Therefore, we affirm the Finding and Award in Part/Finding and Dismissal in Part of the Commissioner acting for the Second District.
Commissioners James J. Metro and Howard H. Belkin concur.
1 The commissioner’s findings in this case do not reflect claim number 200138757. However, a review of the commission’s files reveals that this claim is against Mashantucket Pequot Gaming and has a date of injury of January 9, 1997, a date of injury that was covered in the testimony. July 16, 2002 Transcript, p. 39. The content of the file is merely one Form 43 dated March 12, 2002, so this claim number is part of the above claims. BACK TO TEXT
2 The claimant filed two motions to extend time in this appeal. She filed a Motion for Extension for Time to File Reasons for Appeal that was received on 12/3/02, and a Motion for Extension of Time to file her Brief that was received on April, 21 2003. Both motions for extension of time were granted. BACK TO TEXT
3 In claimant’s Reasons for Appeal she lists eleven reasons for appeal. In her appellate brief she alleges thirteen errors in the findings. In deference to claimant’s pro se status, all of her reasons for appeal and alleged errors will be addressed in this decision, despite the fact that they did not all appear in both documents. This board has previously given leeway to pro se parties regarding procedural technicalities in order for the initial stages of an appeal to go forward. McCarthy v. AT&T Communications, Inc., 3689 CRB-6-97-9 (August 7, 1998). BACK TO TEXT

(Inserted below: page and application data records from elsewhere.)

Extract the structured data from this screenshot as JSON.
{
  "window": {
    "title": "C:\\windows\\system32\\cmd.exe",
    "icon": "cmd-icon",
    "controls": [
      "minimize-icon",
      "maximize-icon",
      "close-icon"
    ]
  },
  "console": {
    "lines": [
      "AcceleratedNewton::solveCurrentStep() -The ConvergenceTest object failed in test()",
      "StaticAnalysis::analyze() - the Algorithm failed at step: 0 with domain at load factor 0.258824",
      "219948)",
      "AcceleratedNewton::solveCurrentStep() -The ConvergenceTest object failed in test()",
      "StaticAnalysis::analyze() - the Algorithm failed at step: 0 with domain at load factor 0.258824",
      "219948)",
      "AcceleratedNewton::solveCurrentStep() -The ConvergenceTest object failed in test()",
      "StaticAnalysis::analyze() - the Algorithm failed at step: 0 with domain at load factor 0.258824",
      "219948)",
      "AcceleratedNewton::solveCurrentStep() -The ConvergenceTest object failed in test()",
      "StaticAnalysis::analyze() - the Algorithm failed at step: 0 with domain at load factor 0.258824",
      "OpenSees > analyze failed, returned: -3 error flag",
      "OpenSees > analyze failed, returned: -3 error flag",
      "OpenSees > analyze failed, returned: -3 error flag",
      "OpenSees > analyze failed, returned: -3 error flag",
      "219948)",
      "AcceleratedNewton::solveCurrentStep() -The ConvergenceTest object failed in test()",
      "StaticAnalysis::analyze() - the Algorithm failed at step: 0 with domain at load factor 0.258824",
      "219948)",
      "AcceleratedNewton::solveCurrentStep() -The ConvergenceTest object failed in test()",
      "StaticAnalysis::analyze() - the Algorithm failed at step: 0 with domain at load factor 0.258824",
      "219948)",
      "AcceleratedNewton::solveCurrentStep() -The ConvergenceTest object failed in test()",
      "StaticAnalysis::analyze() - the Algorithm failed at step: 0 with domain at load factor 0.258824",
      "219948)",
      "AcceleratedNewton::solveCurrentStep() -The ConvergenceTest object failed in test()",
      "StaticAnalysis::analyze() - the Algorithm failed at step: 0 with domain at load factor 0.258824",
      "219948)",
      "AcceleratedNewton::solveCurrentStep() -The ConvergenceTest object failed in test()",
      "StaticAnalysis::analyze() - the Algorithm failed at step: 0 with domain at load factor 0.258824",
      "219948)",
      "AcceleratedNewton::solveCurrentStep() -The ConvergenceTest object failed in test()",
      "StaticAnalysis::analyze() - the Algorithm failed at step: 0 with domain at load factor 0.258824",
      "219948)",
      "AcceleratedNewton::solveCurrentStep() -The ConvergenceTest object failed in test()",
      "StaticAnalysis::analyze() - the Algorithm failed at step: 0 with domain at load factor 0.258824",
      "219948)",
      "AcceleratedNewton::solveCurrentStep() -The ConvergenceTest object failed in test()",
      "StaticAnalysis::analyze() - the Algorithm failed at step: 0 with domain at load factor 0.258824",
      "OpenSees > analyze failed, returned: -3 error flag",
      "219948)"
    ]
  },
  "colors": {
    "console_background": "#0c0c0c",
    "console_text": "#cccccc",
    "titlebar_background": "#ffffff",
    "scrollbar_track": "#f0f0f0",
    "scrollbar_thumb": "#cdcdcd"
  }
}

4 The commissioner did not make a specific finding that Foxwoods did not file a timely Form 43. However, no Form 43 in reply to the claimant’s Form 30C dated January 23, 1997 (for the claimant’s wrist and related injuries) appears in the record or our files. BACK TO TEXT